This verse could be understood with either the causal or temporal nuance of the preposition ἀπὸ. It could mean either “since” or “because of.” However, the temporal sense is preferred in my opinion. The word “written” is in the perfect tense, and indicates that a name was written at a point in time. This does not require that all of the names were written at the same time, at the “casting down of the world.” The preposition is not “at,” but “since.” The temporal use of the preposition meaning “since” covers the entire time from the casting down of the world to the present. Each name individually has been written (perfect tense) over the period of time called, “since the casting down of the world,” and in each case that individual name remains. No doubt Abel’s name is at or near the top of that list. There was no need for the “Book of Life” until death entered the world (Rom. 5:12), thus making the resurrection of the dead necessary in order to enjoy the perfect original order that Adam and Eve enjoyed before they sinned. The names are those who will be included in the “first resurrection” (Rev. 20:1-4). No doubt, names are written when one enters a covenant relationship with God. Yet names can and are blotted out when someone departs from that covenant (Exod. 32:32-33; Deut. 29:20; Rev. 3:5; Rev. 22:19).
It is evident that all seven of the passages that use the clause ἀπὸ καταβολῆς κόσμου are either neutral or strongly favor the interpretation I have given. None of them offer any support whatsoever for the translation, “from the foundation of the world.” None support the Calvinistic suppositions that are wrongly derived from two of them by presupposing the faulty definition of the noun καταβολῆς.

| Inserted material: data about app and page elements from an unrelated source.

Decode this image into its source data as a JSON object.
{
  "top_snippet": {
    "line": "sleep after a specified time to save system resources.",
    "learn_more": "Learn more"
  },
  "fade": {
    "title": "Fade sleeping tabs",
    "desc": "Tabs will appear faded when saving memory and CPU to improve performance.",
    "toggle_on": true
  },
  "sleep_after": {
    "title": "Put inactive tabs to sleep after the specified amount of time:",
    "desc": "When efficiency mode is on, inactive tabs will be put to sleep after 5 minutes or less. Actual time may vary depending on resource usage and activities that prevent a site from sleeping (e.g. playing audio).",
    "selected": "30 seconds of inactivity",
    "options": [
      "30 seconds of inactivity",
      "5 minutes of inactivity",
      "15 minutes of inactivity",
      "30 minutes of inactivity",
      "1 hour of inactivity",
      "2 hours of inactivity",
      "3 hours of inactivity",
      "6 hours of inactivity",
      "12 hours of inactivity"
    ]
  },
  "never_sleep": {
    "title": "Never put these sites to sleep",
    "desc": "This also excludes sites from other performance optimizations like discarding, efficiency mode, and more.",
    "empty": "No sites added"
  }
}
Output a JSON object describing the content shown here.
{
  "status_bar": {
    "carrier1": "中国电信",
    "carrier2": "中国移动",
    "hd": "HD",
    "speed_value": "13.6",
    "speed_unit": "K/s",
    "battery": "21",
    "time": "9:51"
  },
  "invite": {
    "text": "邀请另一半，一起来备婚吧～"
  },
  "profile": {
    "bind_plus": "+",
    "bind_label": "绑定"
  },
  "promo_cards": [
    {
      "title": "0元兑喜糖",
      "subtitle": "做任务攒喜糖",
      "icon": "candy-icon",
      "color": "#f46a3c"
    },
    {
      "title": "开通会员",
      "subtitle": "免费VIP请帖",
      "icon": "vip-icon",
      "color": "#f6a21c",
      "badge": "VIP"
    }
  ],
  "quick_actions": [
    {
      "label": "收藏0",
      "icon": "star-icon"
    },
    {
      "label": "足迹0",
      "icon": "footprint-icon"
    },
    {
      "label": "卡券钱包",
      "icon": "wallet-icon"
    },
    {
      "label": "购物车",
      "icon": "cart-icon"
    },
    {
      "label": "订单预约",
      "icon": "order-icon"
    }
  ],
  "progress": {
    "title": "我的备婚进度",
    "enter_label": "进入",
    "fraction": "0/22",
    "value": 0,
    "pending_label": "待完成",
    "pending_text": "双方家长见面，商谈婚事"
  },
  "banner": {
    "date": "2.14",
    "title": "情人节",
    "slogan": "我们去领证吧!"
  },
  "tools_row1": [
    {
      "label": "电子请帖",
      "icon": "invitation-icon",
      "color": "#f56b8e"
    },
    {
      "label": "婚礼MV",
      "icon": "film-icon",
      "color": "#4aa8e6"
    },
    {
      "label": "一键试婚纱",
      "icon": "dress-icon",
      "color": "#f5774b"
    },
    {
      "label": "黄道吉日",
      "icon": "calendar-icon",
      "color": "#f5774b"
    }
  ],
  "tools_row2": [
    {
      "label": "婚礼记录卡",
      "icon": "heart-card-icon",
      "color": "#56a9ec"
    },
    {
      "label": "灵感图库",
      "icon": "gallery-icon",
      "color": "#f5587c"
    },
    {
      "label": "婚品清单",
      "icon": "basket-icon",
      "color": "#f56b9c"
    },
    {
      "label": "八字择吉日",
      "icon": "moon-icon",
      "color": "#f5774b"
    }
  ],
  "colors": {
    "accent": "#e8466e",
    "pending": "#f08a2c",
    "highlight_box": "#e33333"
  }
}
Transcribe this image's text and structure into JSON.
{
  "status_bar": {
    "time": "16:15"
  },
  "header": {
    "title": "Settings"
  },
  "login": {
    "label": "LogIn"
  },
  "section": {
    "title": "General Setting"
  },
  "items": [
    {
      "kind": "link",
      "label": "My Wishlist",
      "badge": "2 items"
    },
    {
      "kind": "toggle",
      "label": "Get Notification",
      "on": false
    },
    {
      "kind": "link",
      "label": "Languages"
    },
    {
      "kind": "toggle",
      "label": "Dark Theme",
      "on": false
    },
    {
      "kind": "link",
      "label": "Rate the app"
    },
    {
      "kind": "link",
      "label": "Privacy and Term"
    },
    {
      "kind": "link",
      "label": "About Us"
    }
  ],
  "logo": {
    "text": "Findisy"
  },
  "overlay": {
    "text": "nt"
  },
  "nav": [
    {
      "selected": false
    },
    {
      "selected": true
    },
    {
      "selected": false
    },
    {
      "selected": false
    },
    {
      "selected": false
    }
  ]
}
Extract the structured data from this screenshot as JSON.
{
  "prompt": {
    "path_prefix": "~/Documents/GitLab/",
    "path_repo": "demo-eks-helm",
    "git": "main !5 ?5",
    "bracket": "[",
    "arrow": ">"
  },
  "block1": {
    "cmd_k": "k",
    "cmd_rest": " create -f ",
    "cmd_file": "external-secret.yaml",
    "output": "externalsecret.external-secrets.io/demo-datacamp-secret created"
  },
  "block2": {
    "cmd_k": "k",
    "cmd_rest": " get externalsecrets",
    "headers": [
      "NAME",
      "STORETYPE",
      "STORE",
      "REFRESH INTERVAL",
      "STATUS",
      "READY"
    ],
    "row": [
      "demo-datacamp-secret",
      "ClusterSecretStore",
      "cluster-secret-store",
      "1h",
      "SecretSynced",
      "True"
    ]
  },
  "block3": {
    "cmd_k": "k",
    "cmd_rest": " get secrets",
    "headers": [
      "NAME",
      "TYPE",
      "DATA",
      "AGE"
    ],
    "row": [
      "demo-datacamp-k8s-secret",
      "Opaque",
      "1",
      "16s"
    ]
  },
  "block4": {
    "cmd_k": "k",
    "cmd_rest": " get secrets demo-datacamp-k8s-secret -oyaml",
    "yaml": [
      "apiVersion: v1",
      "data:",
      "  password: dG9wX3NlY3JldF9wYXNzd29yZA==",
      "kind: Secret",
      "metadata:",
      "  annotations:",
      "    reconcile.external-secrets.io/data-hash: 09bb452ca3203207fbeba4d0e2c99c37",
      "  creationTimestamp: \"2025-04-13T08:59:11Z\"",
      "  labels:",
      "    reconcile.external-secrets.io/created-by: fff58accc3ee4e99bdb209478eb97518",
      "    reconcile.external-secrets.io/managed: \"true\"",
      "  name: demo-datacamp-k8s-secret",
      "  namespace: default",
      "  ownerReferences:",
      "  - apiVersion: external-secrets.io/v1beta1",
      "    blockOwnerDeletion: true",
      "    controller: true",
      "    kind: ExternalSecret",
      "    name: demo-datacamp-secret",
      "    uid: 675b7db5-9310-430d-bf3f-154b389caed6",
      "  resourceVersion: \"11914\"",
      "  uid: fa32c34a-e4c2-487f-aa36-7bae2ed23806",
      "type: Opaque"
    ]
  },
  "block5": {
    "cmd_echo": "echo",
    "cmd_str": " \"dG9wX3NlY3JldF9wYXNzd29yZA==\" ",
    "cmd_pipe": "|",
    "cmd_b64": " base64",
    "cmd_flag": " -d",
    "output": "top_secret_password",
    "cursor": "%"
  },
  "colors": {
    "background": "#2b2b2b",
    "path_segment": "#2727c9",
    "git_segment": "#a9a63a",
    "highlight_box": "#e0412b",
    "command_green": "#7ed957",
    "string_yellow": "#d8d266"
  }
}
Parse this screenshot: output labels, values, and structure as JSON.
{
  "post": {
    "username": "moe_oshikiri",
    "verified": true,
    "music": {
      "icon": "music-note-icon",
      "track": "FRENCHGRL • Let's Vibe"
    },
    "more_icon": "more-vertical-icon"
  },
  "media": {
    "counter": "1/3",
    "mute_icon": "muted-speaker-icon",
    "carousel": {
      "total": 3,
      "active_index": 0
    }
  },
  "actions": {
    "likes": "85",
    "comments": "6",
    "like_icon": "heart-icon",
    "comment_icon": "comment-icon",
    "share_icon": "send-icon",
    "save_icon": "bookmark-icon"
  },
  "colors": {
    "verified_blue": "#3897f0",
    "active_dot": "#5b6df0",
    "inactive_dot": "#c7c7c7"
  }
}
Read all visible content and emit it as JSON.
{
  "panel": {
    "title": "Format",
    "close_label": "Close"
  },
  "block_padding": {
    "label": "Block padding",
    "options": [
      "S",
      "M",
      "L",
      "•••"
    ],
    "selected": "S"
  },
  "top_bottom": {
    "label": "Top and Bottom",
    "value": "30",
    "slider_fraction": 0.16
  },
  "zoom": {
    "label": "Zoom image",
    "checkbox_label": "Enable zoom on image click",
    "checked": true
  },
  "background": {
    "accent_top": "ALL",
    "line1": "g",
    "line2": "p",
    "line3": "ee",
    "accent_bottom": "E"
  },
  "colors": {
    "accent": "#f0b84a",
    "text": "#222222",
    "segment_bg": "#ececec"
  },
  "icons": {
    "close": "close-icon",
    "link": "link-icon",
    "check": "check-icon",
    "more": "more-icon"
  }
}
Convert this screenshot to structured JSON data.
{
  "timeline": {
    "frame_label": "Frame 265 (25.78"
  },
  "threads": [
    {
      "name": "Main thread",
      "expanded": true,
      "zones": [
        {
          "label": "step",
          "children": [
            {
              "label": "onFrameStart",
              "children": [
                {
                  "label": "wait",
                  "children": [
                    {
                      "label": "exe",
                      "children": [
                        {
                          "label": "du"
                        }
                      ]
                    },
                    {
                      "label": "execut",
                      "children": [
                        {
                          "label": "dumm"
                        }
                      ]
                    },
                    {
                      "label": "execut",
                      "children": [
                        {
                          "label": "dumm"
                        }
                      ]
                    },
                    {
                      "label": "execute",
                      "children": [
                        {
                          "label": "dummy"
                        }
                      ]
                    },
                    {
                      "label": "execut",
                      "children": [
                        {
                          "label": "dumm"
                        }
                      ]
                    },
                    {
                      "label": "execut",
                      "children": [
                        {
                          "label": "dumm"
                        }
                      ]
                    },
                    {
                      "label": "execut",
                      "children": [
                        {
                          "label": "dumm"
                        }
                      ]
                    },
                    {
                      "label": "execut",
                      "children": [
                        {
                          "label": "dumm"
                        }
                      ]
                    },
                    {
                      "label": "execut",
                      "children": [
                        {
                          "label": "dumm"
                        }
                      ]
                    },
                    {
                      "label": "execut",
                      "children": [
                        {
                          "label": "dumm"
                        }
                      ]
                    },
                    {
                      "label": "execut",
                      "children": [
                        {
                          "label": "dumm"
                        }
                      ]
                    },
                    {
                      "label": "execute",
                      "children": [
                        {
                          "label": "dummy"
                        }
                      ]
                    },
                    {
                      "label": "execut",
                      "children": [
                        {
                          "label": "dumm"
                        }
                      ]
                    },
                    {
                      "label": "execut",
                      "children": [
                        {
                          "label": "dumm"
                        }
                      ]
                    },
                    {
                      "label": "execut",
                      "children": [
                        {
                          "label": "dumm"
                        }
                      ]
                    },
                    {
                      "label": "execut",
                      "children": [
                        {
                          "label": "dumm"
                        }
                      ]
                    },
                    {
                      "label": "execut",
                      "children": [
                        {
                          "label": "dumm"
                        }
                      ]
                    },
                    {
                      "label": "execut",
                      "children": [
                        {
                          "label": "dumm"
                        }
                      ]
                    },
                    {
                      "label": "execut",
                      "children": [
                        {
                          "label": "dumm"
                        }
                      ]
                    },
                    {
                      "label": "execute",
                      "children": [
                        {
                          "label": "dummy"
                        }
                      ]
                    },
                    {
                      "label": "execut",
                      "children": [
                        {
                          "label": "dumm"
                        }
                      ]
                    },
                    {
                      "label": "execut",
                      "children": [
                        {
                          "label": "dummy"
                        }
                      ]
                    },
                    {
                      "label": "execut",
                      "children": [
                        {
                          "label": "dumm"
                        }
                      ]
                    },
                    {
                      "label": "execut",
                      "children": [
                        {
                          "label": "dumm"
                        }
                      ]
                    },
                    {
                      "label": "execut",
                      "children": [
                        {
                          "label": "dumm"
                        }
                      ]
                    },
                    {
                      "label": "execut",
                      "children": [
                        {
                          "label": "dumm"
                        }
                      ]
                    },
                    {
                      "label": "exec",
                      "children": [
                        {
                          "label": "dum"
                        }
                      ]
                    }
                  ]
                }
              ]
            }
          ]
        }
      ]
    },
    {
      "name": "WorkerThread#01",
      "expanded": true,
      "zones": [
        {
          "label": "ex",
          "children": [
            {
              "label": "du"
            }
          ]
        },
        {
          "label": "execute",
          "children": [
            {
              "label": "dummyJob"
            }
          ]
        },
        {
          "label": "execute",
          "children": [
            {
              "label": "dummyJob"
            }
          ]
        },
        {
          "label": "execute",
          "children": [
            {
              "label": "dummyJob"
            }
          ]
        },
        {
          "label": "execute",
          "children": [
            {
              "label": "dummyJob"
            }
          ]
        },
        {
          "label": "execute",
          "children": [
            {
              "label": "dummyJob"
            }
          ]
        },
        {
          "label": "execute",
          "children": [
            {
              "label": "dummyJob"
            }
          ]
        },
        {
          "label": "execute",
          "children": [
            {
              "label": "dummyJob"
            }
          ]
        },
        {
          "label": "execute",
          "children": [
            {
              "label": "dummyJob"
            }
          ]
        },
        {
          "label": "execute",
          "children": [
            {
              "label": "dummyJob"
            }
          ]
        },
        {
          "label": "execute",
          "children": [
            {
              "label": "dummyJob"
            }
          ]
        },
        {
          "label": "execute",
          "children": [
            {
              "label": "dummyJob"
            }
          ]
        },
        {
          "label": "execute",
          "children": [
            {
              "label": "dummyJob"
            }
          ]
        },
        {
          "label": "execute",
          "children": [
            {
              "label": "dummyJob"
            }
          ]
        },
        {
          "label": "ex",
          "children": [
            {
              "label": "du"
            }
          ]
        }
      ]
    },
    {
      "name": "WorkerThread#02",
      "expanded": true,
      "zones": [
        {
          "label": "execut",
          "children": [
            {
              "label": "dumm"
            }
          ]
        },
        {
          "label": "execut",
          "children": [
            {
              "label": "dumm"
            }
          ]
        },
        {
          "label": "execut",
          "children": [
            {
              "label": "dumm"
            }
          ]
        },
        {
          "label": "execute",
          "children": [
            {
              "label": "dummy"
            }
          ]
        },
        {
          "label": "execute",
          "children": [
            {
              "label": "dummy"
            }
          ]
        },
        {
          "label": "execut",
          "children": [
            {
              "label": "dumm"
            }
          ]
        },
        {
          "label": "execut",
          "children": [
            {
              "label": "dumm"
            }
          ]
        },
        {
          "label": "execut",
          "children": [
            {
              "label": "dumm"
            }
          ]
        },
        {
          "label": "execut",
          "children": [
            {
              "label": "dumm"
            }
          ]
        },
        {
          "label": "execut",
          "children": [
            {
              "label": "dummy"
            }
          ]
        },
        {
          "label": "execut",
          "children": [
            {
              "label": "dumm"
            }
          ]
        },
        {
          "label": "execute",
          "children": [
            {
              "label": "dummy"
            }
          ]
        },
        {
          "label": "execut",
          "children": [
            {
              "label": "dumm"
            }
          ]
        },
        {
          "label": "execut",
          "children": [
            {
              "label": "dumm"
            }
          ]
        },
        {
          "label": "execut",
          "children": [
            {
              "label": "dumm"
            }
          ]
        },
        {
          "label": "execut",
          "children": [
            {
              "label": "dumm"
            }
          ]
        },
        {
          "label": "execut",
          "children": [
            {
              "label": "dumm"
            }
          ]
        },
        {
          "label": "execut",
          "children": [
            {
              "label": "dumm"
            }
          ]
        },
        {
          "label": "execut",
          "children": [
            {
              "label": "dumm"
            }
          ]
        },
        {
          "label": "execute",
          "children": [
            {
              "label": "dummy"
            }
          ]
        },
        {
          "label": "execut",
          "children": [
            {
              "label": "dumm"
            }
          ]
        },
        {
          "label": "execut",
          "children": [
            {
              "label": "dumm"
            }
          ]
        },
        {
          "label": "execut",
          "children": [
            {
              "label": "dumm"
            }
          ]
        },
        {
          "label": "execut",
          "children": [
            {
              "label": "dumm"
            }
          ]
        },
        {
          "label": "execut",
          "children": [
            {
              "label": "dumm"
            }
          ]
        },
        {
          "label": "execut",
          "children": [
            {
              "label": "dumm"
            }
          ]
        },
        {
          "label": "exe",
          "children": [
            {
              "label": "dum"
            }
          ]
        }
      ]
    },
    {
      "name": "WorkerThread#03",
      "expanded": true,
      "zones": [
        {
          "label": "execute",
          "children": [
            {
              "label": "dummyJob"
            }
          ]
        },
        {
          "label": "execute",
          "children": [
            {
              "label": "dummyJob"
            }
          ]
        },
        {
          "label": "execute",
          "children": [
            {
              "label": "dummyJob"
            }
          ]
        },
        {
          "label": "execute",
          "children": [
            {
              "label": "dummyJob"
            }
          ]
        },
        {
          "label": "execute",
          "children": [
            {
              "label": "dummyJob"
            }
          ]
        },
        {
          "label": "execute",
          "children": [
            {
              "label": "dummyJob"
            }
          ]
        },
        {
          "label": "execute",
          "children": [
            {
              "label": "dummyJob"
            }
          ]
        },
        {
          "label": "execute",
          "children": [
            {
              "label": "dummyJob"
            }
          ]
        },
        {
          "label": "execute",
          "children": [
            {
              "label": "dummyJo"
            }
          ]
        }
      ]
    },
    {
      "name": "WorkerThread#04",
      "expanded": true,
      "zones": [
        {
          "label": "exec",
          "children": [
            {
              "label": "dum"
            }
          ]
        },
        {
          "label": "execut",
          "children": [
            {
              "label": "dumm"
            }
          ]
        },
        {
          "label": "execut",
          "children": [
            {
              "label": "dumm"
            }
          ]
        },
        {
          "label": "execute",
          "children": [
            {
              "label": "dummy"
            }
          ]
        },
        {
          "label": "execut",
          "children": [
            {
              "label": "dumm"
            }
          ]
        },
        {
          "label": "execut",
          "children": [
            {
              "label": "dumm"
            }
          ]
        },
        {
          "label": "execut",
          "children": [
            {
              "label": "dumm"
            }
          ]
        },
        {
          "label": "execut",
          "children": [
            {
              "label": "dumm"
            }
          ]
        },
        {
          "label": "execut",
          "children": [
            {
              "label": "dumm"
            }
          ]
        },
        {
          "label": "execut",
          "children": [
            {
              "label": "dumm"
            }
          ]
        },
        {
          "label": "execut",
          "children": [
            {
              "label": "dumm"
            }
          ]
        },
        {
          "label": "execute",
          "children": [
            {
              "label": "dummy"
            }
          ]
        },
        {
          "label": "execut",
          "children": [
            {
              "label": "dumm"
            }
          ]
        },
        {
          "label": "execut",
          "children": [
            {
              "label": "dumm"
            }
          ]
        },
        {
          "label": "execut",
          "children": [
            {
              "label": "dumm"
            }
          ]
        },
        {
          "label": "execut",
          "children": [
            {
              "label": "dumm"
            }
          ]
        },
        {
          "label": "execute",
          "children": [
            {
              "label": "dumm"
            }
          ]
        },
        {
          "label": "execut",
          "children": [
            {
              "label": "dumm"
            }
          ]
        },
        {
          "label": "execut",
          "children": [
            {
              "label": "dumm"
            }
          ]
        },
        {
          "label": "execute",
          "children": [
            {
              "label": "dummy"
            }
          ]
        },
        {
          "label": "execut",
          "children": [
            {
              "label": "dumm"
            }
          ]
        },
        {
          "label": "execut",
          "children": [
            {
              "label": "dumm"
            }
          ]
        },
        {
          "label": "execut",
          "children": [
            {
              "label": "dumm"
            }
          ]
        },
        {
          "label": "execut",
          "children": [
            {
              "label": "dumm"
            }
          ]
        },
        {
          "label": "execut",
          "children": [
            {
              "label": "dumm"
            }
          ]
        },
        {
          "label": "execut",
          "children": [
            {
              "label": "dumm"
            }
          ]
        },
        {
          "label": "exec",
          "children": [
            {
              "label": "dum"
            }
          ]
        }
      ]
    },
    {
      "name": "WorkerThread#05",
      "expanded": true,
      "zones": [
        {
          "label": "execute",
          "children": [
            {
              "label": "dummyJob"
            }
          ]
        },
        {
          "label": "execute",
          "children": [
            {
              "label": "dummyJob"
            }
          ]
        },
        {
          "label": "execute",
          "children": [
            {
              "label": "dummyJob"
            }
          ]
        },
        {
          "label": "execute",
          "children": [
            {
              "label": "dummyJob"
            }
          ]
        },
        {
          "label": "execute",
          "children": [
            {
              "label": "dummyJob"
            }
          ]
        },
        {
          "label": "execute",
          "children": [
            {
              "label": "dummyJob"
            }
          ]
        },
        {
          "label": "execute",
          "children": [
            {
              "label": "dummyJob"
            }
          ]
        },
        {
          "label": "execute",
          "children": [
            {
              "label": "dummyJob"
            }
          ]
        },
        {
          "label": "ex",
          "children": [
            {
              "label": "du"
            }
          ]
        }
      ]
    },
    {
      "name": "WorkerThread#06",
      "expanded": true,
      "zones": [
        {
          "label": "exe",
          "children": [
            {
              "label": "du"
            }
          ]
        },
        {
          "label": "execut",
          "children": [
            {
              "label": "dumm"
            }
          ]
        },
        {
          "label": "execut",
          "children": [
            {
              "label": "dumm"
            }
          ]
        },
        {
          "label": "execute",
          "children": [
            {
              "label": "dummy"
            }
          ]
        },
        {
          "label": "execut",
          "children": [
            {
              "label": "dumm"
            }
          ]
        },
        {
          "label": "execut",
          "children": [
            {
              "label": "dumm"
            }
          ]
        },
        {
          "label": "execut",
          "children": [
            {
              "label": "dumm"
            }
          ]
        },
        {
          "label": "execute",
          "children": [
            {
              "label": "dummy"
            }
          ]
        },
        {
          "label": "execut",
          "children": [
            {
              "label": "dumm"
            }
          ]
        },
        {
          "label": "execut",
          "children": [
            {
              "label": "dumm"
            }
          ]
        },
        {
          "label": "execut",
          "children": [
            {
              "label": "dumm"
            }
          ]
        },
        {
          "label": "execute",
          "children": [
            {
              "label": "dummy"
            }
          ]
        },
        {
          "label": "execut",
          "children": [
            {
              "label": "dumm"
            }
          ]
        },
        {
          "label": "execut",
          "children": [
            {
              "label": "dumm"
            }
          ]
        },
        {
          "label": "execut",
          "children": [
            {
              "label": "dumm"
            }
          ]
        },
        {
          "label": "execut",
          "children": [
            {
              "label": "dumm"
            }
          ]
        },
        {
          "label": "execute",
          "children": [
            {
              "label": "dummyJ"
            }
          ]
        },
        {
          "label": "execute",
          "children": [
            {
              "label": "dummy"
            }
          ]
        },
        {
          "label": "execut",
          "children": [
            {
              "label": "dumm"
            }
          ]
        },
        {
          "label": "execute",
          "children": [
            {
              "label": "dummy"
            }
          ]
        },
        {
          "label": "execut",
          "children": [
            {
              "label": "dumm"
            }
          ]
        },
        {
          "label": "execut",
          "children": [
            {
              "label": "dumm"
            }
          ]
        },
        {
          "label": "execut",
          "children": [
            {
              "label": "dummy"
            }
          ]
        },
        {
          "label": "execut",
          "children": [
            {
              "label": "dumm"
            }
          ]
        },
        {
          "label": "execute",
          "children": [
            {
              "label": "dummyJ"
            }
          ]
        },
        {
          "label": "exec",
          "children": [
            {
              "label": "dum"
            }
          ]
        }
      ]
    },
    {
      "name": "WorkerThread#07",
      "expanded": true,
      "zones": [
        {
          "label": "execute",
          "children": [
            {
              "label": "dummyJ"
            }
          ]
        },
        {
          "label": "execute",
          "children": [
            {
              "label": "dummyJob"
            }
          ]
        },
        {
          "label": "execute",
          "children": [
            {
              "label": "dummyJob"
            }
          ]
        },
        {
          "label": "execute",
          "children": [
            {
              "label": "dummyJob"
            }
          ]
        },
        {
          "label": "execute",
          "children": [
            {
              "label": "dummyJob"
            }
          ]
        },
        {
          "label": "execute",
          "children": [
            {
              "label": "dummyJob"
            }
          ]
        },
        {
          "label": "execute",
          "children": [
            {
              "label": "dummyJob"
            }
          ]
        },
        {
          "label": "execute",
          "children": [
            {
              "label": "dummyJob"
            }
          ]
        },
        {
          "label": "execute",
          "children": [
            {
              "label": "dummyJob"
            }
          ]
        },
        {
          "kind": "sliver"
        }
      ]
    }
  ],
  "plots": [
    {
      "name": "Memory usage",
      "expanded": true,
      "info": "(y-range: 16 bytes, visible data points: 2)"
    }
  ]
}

In the next post, we will consider the last three verses where the clause πρὸ καταβολῆς κόσμου appears, using the preposition that means “before.” These all refer to the brief time period from the beginning of Day One of creation week until the “casting down of the world,” when everything was still “very good.” None of them refer to eternity past, as they are wrongly interpreted, giving cover to Trinitarianism in one passage and Unitarianism in another.